Twice a year, we change our clocks, and twice a hear we’ll all see multiple versions of the “We should abolish standard (or daylight saving) time!” argument.

FiveThirtyEight’s Can You Make Winter Less Dark? does a great job of demonstrating why neither option might not be the right answer for everyone. You can adjust a few parameters and see how those changes would work for your fellow citizens around the country.

I’ll be sure to link to this as the kvetching starts when we spring forward.

via Flowingdata

Streetfilms contrasts and compares cycling in Paris and New York City. Care to take a wild guess as to which one is better for pedestrians and cyclists?

New York has come a long way, but there’s so much more that can be done to improve our streets. Paris is a great example of what’s possible. They had to claw back space from street parking and vehicle lanes just like we do. More than anything, it takes political courage.

This video showcases a US Postal Service system that was developed in the 90s; it’s still going strong:

It’s easy to find all sorts of problems with this system. Users need to undergo weeks of training (many of which won’t make the cut). It’s also not the most delightful UI to look at all day. However, one of the top comments on the video from a former user provides a different view:

…once you learn the rules, applying them becomes automatic and extremely fast. It’s a fun job for the right person.

Farrah Upson

So, while there’s plenty of room for improvement here, but it works pretty well. Something to remember for those of us charged with replacing and improving on these types of systems that were developed 20 or 30 years ago. Don’t assume it’s all terrible by judging the UI based on today’s standards, make sure the good parts aren’t missing from the new and improved system.

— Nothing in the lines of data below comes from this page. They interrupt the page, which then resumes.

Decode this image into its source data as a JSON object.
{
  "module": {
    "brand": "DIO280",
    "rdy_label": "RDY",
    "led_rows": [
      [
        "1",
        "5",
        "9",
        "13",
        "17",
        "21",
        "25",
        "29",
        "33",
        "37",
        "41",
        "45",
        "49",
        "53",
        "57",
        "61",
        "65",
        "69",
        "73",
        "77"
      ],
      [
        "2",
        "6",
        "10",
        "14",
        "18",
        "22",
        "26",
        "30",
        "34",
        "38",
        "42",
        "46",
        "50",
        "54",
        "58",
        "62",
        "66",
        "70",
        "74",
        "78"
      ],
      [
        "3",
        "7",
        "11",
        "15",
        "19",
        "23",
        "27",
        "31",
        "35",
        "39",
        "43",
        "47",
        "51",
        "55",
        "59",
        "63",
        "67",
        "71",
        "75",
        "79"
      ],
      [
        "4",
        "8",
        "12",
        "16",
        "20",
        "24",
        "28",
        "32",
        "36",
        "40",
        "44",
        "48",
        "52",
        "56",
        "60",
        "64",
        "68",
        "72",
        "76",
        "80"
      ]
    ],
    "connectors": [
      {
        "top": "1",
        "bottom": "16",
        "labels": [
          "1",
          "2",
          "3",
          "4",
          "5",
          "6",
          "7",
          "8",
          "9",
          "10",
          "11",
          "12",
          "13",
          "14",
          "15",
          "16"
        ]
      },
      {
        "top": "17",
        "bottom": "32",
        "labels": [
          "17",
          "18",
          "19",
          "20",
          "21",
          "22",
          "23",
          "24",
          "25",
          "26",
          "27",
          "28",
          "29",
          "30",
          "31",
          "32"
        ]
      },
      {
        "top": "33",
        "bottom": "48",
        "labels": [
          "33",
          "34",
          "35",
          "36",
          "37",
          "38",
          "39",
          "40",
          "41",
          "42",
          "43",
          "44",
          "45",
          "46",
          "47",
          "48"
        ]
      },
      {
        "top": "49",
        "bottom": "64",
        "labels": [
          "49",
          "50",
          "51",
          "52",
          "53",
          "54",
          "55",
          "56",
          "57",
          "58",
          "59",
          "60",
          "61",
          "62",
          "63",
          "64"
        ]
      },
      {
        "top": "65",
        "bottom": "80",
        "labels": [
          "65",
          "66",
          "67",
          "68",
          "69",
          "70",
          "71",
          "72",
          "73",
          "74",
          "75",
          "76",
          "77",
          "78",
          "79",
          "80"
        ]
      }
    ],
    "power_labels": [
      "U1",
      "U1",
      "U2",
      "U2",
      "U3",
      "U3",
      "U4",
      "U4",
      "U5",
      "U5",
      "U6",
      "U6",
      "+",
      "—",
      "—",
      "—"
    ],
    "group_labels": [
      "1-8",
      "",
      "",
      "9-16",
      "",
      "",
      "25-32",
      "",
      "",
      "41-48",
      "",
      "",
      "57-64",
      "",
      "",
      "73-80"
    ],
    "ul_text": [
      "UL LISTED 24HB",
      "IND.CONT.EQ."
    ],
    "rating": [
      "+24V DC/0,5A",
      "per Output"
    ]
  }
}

via Core77

Citynerd breaks it down in this video: New York would not be the city it is today if not for the subway.

I agree 100%. So it’s especially troubling to read something like this in an otherwise positive piece about upcoming transit improvements:

One reason big public works projects are hard to execute is that they often take years to complete, making them less appealing to politicians looking to deliver quick, obvious results to constituents and to take credit for a finished project.

Mara Gay

Granted, there are many other issues that make massive public works projects difficult execute. But, the perceived need for our leaders to chalk up quick wins during their terms keeps these projects from even getting started. Stringing together quick wins will not yield the sort of infrastructure improvements needed in this country. We need our leaders to have the foresight and courage to think beyond their next election and into the future.